Did you know that suicide is the second-highest cause of death among teenagers in our society today? This is majorly linked to a large number of young people with depression. According to Mark Roth, who wrote the article “Teen Depression More Common Than Many Think,” one in five teenagers will have an episode of depression before the end of adolescence. This 20% could be lowered by better education on the subject of depression. Students should be taught all the early signs of depression so that they can notice them in both their friends and themselves. But self-diagnosing isn’t the best idea. If you notice signs in your friend, talk to either them or a trusted adult. Symptoms of depression are not as simple as being “sad.” There are many signs that most people don’t recognize, such as acting angry or carless for a long time, weight change, cutting class, restlessness, headaches, and more. Students aware of these issues can help beat the stigma that inhibits many teens from receiving the help they need.
Next, besides treatment in the form of therapy and medication, teens need a reliable coping system. The best support system for teens would ideally come from understanding friends and, most importantly, supportive parents. Unfortunately, many kids don’t have access to either of these. Right now, counselors are the leading resource that students are told to use. Still, not every student feels comfortable talking to a counselor. If you are struggling with depression and don’t know who to talk to, there are more options. For example, at our school, there is a club known as Superhero Club. So if you need understanding peers to talk to, you should speak with some of their members. Teachers are also a great resource to use. If you don’t like either of these options and want to talk to people more anonymously, you can always call some of the helplines listed at the end of this article. On top of that, there are great websites such as NAMI (National Alliance on Mental Illness), where you can read about people’s personal experiences online! All in all, if you are suffering from depression or another mental illness, it might seem like you are alone. But remember that there are lots of people who understand what you are going through and want to help you.
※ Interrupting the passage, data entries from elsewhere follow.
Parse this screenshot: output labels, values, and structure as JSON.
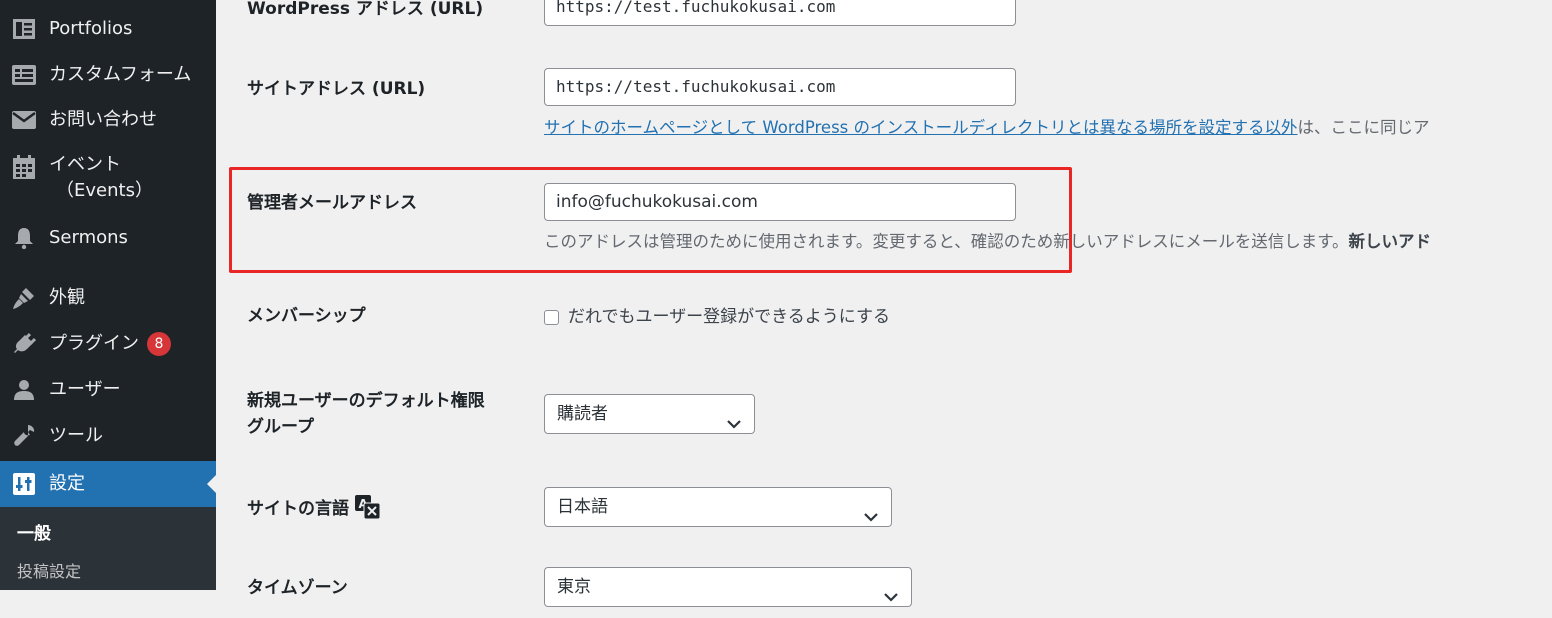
{
  "sidebar": {
    "items": [
      {
        "label": "Portfolios",
        "icon": "portfolio-icon"
      },
      {
        "label": "カスタムフォーム",
        "icon": "form-icon"
      },
      {
        "label": "お問い合わせ",
        "icon": "mail-icon"
      },
      {
        "label": "イベント",
        "label2": "（Events）",
        "icon": "calendar-icon"
      },
      {
        "label": "Sermons",
        "icon": "bell-icon"
      },
      {
        "label": "外観",
        "icon": "brush-icon"
      },
      {
        "label": "プラグイン",
        "badge": "8",
        "icon": "plugin-icon"
      },
      {
        "label": "ユーザー",
        "icon": "user-icon"
      },
      {
        "label": "ツール",
        "icon": "wrench-icon"
      },
      {
        "label": "設定",
        "icon": "settings-icon",
        "active": true
      }
    ],
    "submenu": [
      "一般",
      "投稿設定"
    ]
  },
  "form": {
    "wp_address_label": "WordPress アドレス (URL)",
    "wp_address_value": "https://test.fuchukokusai.com",
    "site_address_label": "サイトアドレス (URL)",
    "site_address_value": "https://test.fuchukokusai.com",
    "site_address_desc_link": "サイトのホームページとして WordPress のインストールディレクトリとは異なる場所を設定する以外",
    "site_address_desc_rest": "は、ここに同じア",
    "admin_email_label": "管理者メールアドレス",
    "admin_email_value": "info@fuchukokusai.com",
    "admin_email_desc": "このアドレスは管理のために使用されます。変更すると、確認のため新しいアドレスにメールを送信します。",
    "admin_email_desc_bold": "新しいアド",
    "membership_label": "メンバーシップ",
    "membership_checkbox_label": "だれでもユーザー登録ができるようにする",
    "default_role_label_line1": "新規ユーザーのデフォルト権限",
    "default_role_label_line2": "グループ",
    "default_role_value": "購読者",
    "site_language_label": "サイトの言語",
    "site_language_value": "日本語",
    "timezone_label": "タイムゾーン",
    "timezone_value": "東京"
  },
  "colors": {
    "sidebar_bg": "#1d2327",
    "active_bg": "#2271b1",
    "badge": "#d63638",
    "highlight_border": "#ea2525",
    "link": "#2271b1"
  }
}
- (608) 280-2600
- (800) 273-TALK (8255)
- (800) 442-HOPE (4673)
By Maya Severson and Leah Kulas